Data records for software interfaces
===============

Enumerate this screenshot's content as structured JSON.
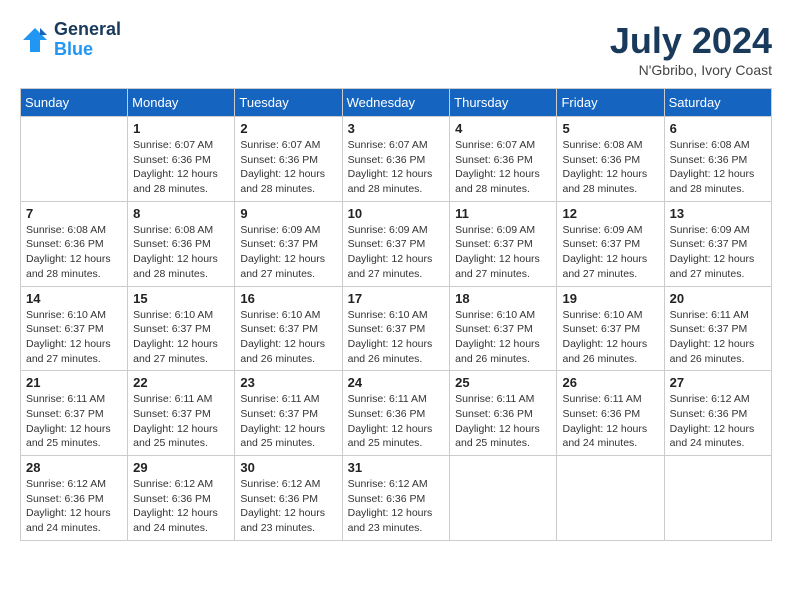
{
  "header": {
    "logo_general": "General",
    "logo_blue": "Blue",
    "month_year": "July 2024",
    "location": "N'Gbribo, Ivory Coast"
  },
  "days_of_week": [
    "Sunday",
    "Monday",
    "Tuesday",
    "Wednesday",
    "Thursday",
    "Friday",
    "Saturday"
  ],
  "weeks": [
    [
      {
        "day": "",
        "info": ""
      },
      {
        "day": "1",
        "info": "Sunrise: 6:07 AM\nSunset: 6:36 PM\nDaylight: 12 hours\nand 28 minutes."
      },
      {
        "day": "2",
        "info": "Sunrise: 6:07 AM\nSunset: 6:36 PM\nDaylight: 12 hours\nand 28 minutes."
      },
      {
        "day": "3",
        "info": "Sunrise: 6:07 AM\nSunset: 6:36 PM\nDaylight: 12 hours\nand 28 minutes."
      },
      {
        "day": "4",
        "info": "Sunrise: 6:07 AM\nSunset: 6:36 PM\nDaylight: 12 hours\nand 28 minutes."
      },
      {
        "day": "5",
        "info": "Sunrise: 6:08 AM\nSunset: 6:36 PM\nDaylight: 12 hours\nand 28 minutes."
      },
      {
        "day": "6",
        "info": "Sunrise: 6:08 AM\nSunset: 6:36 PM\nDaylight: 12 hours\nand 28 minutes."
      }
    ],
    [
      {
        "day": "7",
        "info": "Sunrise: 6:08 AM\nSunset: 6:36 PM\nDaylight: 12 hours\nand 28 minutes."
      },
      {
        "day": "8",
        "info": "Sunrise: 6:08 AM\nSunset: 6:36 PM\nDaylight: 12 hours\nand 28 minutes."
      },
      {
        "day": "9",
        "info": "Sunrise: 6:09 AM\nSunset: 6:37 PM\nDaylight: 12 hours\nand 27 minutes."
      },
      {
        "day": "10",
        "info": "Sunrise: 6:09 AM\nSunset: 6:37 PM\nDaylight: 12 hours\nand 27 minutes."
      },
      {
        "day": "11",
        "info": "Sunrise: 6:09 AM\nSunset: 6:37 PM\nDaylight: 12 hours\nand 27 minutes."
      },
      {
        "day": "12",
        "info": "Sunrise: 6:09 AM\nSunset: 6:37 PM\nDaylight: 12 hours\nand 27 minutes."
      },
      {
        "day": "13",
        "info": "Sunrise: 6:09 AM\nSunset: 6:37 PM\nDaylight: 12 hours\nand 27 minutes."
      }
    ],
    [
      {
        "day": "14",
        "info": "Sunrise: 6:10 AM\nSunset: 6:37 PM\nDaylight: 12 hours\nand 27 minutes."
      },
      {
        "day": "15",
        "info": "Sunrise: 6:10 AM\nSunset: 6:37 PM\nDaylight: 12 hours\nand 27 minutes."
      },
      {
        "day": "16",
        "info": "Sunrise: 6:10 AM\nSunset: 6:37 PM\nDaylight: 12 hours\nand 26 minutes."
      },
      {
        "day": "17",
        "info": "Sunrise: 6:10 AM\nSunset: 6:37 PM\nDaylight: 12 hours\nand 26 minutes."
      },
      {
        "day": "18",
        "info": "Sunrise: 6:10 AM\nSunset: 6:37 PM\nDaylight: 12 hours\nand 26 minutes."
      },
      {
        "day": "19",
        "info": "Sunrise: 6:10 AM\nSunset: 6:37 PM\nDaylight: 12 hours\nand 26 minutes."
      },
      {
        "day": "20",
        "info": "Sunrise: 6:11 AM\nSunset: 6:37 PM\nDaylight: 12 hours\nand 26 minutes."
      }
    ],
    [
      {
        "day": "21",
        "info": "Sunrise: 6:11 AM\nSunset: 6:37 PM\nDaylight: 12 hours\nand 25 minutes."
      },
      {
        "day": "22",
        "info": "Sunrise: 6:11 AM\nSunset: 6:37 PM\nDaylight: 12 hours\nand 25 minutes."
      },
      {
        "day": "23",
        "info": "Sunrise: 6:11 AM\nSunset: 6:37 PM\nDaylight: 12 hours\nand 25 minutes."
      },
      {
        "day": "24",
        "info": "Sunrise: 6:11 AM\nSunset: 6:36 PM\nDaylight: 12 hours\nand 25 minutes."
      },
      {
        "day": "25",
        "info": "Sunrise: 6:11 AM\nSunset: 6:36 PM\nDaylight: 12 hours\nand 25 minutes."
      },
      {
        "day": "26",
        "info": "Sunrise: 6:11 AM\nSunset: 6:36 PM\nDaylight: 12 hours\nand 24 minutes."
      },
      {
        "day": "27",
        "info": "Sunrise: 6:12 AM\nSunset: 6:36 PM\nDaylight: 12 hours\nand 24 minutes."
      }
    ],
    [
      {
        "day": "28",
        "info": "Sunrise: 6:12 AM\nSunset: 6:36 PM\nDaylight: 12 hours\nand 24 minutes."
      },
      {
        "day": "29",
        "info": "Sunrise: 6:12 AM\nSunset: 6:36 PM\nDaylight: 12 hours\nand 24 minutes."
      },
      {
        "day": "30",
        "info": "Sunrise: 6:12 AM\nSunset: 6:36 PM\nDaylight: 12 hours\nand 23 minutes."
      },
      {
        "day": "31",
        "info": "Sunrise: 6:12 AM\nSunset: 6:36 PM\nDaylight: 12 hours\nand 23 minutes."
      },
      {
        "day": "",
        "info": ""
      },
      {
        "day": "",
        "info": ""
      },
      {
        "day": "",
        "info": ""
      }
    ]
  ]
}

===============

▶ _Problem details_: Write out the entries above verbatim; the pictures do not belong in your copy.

▶ _Result for this task_:
Enumerate this screenshot's content as structured JSON.
{
  "header": {
    "logo_general": "General",
    "logo_blue": "Blue",
    "month_year": "July 2024",
    "location": "N'Gbribo, Ivory Coast"
  },
  "days_of_week": [
    "Sunday",
    "Monday",
    "Tuesday",
    "Wednesday",
    "Thursday",
    "Friday",
    "Saturday"
  ],
  "weeks": [
    [
      {
        "day": "",
        "info": ""
      },
      {
        "day": "1",
        "info": "Sunrise: 6:07 AM\nSunset: 6:36 PM\nDaylight: 12 hours\nand 28 minutes."
      },
      {
        "day": "2",
        "info": "Sunrise: 6:07 AM\nSunset: 6:36 PM\nDaylight: 12 hours\nand 28 minutes."
      },
      {
        "day": "3",
        "info": "Sunrise: 6:07 AM\nSunset: 6:36 PM\nDaylight: 12 hours\nand 28 minutes."
      },
      {
        "day": "4",
        "info": "Sunrise: 6:07 AM\nSunset: 6:36 PM\nDaylight: 12 hours\nand 28 minutes."
      },
      {
        "day": "5",
        "info": "Sunrise: 6:08 AM\nSunset: 6:36 PM\nDaylight: 12 hours\nand 28 minutes."
      },
      {
        "day": "6",
        "info": "Sunrise: 6:08 AM\nSunset: 6:36 PM\nDaylight: 12 hours\nand 28 minutes."
      }
    ],
    [
      {
        "day": "7",
        "info": "Sunrise: 6:08 AM\nSunset: 6:36 PM\nDaylight: 12 hours\nand 28 minutes."
      },
      {
        "day": "8",
        "info": "Sunrise: 6:08 AM\nSunset: 6:36 PM\nDaylight: 12 hours\nand 28 minutes."
      },
      {
        "day": "9",
        "info": "Sunrise: 6:09 AM\nSunset: 6:37 PM\nDaylight: 12 hours\nand 27 minutes."
      },
      {
        "day": "10",
        "info": "Sunrise: 6:09 AM\nSunset: 6:37 PM\nDaylight: 12 hours\nand 27 minutes."
      },
      {
        "day": "11",
        "info": "Sunrise: 6:09 AM\nSunset: 6:37 PM\nDaylight: 12 hours\nand 27 minutes."
      },
      {
        "day": "12",
        "info": "Sunrise: 6:09 AM\nSunset: 6:37 PM\nDaylight: 12 hours\nand 27 minutes."
      },
      {
        "day": "13",
        "info": "Sunrise: 6:09 AM\nSunset: 6:37 PM\nDaylight: 12 hours\nand 27 minutes."
      }
    ],
    [
      {
        "day": "14",
        "info": "Sunrise: 6:10 AM\nSunset: 6:37 PM\nDaylight: 12 hours\nand 27 minutes."
      },
      {
        "day": "15",
        "info": "Sunrise: 6:10 AM\nSunset: 6:37 PM\nDaylight: 12 hours\nand 27 minutes."
      },
      {
        "day": "16",
        "info": "Sunrise: 6:10 AM\nSunset: 6:37 PM\nDaylight: 12 hours\nand 26 minutes."
      },
      {
        "day": "17",
        "info": "Sunrise: 6:10 AM\nSunset: 6:37 PM\nDaylight: 12 hours\nand 26 minutes."
      },
      {
        "day": "18",
        "info": "Sunrise: 6:10 AM\nSunset: 6:37 PM\nDaylight: 12 hours\nand 26 minutes."
      },
      {
        "day": "19",
        "info": "Sunrise: 6:10 AM\nSunset: 6:37 PM\nDaylight: 12 hours\nand 26 minutes."
      },
      {
        "day": "20",
        "info": "Sunrise: 6:11 AM\nSunset: 6:37 PM\nDaylight: 12 hours\nand 26 minutes."
      }
    ],
    [
      {
        "day": "21",
        "info": "Sunrise: 6:11 AM\nSunset: 6:37 PM\nDaylight: 12 hours\nand 25 minutes."
      },
      {
        "day": "22",
        "info": "Sunrise: 6:11 AM\nSunset: 6:37 PM\nDaylight: 12 hours\nand 25 minutes."
      },
      {
        "day": "23",
        "info": "Sunrise: 6:11 AM\nSunset: 6:37 PM\nDaylight: 12 hours\nand 25 minutes."
      },
      {
        "day": "24",
        "info": "Sunrise: 6:11 AM\nSunset: 6:36 PM\nDaylight: 12 hours\nand 25 minutes."
      },
      {
        "day": "25",
        "info": "Sunrise: 6:11 AM\nSunset: 6:36 PM\nDaylight: 12 hours\nand 25 minutes."
      },
      {
        "day": "26",
        "info": "Sunrise: 6:11 AM\nSunset: 6:36 PM\nDaylight: 12 hours\nand 24 minutes."
      },
      {
        "day": "27",
        "info": "Sunrise: 6:12 AM\nSunset: 6:36 PM\nDaylight: 12 hours\nand 24 minutes."
      }
    ],
    [
      {
        "day": "28",
        "info": "Sunrise: 6:12 AM\nSunset: 6:36 PM\nDaylight: 12 hours\nand 24 minutes."
      },
      {
        "day": "29",
        "info": "Sunrise: 6:12 AM\nSunset: 6:36 PM\nDaylight: 12 hours\nand 24 minutes."
      },
      {
        "day": "30",
        "info": "Sunrise: 6:12 AM\nSunset: 6:36 PM\nDaylight: 12 hours\nand 23 minutes."
      },
      {
        "day": "31",
        "info": "Sunrise: 6:12 AM\nSunset: 6:36 PM\nDaylight: 12 hours\nand 23 minutes."
      },
      {
        "day": "",
        "info": ""
      },
      {
        "day": "",
        "info": ""
      },
      {
        "day": "",
        "info": ""
      }
    ]
  ]
}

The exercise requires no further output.